> **TASK BRIEF**: What this exercise calls for is an exact copy of the data.

> **SOURCE MATERIAL**:
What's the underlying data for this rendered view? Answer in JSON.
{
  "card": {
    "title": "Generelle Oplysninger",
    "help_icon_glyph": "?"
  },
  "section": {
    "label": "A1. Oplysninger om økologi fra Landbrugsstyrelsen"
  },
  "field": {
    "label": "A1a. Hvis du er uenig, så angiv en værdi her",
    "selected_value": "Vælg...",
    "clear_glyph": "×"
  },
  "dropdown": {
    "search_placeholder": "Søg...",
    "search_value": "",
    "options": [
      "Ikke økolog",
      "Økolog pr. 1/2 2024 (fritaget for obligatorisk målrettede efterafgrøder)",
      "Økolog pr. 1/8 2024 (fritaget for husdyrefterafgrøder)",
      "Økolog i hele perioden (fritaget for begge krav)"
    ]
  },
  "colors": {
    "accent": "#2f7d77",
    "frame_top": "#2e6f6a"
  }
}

> **RESULT**:
What's the underlying data for this rendered view? Answer in JSON.
{
  "card": {
    "title": "Generelle Oplysninger",
    "help_icon_glyph": "?"
  },
  "section": {
    "label": "A1. Oplysninger om økologi fra Landbrugsstyrelsen"
  },
  "field": {
    "label": "A1a. Hvis du er uenig, så angiv en værdi her",
    "selected_value": "Vælg...",
    "clear_glyph": "×"
  },
  "dropdown": {
    "search_placeholder": "Søg...",
    "search_value": "",
    "options": [
      "Ikke økolog",
      "Økolog pr. 1/2 2024 (fritaget for obligatorisk målrettede efterafgrøder)",
      "Økolog pr. 1/8 2024 (fritaget for husdyrefterafgrøder)",
      "Økolog i hele perioden (fritaget for begge krav)"
    ]
  },
  "colors": {
    "accent": "#2f7d77",
    "frame_top": "#2e6f6a"
  }
}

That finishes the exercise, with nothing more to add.